### Brief
Work through the listing below, copying each line that carries the word "this".

### Task inputs
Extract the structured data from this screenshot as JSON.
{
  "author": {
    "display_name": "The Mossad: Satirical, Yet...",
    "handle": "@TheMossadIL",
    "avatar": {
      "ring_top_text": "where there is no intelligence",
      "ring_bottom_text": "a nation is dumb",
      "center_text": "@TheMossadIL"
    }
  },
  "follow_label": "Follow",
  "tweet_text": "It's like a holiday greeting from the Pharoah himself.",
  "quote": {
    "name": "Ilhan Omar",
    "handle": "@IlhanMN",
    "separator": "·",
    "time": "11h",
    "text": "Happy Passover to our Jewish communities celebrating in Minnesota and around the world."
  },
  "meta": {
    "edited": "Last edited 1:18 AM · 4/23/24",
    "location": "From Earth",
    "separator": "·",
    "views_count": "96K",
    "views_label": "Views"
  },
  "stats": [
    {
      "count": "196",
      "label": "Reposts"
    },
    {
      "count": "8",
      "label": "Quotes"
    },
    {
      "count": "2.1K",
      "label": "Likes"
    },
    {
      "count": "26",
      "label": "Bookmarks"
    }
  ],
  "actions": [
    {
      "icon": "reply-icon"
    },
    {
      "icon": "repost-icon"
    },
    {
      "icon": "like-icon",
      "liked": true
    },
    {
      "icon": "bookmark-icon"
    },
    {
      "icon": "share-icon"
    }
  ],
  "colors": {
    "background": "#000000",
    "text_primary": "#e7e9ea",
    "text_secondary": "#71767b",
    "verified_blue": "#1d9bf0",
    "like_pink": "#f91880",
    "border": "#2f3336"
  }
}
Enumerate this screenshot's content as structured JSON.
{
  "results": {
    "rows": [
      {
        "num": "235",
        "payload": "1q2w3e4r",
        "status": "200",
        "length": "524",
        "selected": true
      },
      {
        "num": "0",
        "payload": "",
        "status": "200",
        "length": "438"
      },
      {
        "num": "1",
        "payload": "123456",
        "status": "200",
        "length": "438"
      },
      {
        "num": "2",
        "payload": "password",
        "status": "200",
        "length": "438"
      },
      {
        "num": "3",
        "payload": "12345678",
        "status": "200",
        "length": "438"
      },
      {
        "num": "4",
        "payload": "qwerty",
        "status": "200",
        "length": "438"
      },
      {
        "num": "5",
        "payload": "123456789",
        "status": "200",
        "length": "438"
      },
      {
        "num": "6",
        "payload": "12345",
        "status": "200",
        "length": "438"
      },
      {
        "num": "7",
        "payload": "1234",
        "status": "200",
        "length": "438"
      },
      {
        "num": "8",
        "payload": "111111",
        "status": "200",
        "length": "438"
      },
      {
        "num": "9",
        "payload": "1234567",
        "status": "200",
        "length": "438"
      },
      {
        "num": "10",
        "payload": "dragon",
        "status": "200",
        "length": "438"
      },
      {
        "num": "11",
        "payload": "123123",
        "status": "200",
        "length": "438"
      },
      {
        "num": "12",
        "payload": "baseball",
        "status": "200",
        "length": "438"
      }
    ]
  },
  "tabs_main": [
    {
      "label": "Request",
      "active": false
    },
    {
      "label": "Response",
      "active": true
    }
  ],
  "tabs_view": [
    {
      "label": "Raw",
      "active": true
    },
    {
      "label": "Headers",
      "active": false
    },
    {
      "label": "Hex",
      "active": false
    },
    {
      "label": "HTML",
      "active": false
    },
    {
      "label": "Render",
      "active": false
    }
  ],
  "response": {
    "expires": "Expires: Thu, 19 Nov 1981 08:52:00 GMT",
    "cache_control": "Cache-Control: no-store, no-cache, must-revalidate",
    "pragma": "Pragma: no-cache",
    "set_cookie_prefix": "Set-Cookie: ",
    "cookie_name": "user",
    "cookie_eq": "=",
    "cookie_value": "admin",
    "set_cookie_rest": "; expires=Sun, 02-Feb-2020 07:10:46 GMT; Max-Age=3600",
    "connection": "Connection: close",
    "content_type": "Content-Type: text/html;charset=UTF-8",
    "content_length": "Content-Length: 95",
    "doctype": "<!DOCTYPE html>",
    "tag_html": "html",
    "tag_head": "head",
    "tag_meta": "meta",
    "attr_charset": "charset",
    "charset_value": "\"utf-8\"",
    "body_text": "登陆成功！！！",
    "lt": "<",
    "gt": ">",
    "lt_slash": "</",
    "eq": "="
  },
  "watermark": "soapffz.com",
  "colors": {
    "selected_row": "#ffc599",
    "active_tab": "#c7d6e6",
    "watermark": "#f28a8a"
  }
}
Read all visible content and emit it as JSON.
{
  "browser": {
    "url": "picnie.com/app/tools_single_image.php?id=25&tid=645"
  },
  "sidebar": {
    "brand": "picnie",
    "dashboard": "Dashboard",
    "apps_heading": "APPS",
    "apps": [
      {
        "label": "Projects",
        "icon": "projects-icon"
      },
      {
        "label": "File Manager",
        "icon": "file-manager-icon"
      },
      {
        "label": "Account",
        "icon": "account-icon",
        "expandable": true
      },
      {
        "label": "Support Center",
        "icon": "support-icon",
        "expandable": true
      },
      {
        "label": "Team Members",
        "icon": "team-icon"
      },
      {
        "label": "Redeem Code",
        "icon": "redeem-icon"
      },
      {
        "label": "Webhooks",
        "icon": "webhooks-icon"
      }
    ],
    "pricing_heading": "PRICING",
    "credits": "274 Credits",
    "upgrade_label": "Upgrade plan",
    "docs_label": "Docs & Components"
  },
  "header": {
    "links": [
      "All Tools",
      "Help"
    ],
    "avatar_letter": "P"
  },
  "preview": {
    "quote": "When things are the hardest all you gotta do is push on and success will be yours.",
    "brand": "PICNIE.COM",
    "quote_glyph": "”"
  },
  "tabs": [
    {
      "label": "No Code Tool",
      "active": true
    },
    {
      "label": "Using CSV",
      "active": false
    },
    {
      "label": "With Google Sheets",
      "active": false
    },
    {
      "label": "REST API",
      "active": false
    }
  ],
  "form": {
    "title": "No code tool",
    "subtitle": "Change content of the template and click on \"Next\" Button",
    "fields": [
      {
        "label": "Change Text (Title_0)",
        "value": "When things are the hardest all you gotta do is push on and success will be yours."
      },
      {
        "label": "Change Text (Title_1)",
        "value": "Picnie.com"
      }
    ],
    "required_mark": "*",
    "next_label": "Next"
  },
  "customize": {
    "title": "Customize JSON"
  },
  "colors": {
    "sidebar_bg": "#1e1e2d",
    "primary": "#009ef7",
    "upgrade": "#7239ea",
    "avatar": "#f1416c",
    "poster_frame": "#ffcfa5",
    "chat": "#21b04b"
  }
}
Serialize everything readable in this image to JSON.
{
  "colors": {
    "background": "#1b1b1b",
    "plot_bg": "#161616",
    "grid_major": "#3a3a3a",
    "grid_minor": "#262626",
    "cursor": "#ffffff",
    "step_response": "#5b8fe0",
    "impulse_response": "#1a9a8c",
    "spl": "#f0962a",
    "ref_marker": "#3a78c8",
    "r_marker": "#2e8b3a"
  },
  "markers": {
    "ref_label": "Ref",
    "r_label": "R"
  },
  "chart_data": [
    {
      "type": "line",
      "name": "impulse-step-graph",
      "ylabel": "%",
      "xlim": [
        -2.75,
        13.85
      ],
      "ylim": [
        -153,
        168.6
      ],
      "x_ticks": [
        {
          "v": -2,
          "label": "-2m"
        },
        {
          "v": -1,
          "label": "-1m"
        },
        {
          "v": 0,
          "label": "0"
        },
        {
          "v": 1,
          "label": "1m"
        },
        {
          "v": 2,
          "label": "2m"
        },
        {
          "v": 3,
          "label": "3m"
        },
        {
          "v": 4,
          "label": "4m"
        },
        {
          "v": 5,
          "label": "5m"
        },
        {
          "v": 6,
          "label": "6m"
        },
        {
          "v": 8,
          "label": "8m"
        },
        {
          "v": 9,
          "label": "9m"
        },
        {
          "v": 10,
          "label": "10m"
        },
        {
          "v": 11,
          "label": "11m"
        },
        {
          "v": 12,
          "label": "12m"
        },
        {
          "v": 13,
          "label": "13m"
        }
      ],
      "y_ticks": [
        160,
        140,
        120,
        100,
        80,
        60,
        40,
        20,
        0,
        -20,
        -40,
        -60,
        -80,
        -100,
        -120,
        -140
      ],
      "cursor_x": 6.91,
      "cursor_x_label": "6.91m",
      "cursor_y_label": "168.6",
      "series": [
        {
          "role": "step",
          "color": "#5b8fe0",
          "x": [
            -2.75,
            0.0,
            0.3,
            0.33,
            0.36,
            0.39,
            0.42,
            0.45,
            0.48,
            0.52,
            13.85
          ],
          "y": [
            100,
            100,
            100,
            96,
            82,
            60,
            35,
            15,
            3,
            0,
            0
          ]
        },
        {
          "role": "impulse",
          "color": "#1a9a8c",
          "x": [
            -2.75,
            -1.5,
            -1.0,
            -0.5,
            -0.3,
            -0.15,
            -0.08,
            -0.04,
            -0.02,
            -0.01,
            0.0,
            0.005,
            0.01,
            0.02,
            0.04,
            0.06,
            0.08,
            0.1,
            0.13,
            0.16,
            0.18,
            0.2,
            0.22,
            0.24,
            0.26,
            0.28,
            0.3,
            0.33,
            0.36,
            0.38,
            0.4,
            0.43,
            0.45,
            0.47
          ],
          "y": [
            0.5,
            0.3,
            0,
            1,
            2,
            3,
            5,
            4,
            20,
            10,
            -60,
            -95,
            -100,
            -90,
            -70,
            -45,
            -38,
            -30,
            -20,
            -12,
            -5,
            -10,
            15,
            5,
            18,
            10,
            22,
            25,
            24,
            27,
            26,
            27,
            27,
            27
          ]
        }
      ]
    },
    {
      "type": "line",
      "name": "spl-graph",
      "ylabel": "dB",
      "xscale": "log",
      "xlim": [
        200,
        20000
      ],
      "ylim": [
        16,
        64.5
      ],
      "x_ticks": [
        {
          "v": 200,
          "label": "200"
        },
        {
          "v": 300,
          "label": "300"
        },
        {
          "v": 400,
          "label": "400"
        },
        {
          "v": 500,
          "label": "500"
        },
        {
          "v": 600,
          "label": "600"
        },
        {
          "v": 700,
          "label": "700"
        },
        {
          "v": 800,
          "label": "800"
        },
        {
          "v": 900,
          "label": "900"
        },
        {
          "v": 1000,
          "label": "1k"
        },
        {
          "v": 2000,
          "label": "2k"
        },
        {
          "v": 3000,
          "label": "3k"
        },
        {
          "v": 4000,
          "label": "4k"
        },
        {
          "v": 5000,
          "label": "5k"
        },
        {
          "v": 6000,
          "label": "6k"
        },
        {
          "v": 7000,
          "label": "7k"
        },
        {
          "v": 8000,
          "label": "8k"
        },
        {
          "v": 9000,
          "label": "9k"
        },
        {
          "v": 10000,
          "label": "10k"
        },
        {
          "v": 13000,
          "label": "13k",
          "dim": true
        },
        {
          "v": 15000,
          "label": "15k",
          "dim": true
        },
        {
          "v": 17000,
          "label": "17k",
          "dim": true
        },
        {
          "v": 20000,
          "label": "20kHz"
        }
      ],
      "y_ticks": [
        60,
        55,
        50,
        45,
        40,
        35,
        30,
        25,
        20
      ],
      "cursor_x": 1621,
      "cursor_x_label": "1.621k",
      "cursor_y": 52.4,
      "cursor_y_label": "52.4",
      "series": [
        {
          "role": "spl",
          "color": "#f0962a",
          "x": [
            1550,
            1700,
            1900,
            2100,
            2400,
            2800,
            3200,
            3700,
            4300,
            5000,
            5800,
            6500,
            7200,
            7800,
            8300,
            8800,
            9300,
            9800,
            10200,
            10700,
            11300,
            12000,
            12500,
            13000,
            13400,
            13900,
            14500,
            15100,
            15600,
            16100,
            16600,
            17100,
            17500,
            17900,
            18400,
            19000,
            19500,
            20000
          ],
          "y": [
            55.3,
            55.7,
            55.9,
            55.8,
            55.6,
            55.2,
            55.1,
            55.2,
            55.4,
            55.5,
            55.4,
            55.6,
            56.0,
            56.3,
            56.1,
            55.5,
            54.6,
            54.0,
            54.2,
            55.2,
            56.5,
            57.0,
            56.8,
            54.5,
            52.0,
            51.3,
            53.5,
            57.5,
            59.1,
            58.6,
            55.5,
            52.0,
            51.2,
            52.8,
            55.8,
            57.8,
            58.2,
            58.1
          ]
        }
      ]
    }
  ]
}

### Written answer
Extract the structured data from this screenshot as JSON.
Enumerate this screenshot's content as structured JSON.
Serialize everything readable in this image to JSON.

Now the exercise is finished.